Assignment — Read the entries below and pull out each line with the string "laptops".

:::

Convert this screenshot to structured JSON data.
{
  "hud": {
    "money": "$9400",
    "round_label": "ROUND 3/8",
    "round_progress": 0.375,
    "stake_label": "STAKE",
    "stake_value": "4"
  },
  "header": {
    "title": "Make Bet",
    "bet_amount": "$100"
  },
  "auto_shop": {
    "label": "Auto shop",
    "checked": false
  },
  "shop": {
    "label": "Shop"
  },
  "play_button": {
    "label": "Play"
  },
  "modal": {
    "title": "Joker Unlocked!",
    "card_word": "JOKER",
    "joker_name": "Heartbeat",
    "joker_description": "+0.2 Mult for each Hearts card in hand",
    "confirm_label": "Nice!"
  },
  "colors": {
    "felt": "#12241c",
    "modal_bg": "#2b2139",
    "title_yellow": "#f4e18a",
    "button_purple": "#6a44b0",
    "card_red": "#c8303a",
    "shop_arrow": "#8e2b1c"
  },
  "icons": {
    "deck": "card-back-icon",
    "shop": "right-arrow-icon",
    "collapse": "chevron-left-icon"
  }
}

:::

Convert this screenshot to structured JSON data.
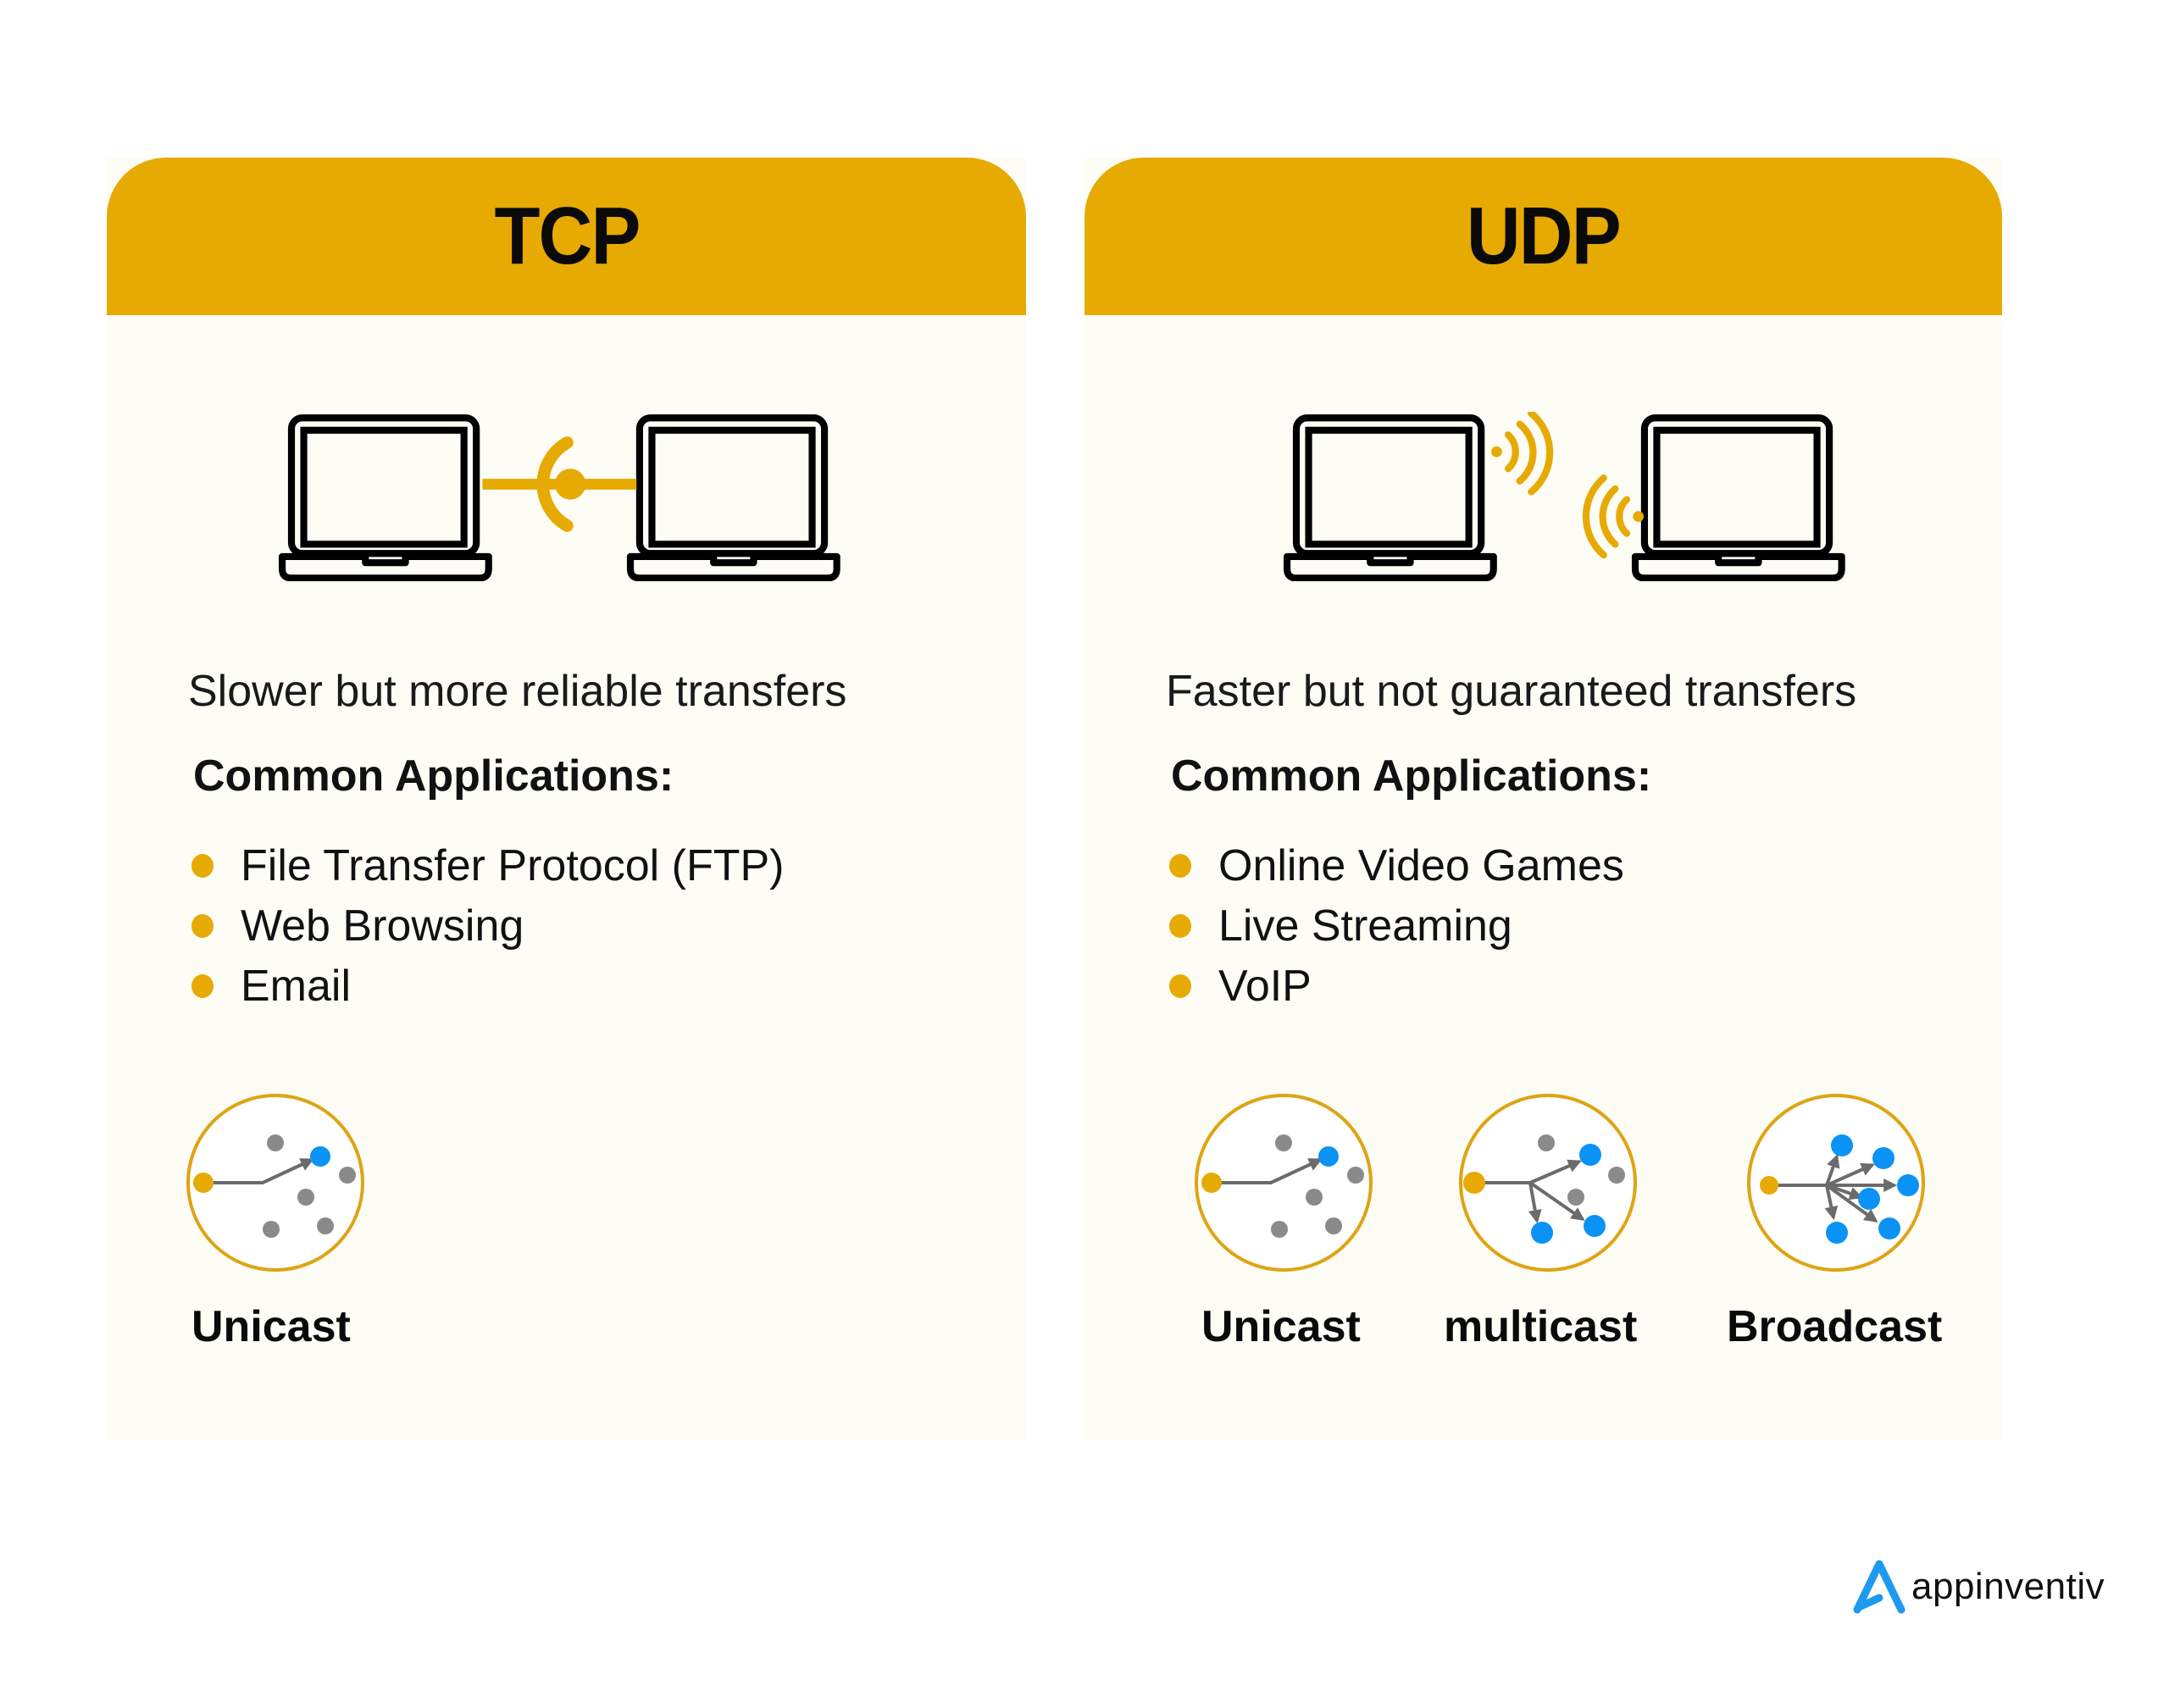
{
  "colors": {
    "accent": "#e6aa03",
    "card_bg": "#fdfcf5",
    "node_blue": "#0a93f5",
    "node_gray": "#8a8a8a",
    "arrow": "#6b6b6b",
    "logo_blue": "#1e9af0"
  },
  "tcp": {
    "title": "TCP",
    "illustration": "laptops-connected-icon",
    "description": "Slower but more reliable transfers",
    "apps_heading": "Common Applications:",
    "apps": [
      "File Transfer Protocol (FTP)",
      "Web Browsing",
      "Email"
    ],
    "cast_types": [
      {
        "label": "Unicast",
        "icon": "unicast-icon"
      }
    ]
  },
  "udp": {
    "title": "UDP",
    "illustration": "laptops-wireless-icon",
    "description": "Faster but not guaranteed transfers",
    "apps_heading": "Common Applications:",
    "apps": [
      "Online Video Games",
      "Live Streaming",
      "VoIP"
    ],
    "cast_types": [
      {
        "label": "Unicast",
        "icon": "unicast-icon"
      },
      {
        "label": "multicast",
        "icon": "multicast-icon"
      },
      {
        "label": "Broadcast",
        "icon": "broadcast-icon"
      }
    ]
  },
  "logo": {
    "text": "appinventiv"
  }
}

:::

Response area —
    "illustration": "laptops-connected-icon",
    "illustration": "laptops-wireless-icon",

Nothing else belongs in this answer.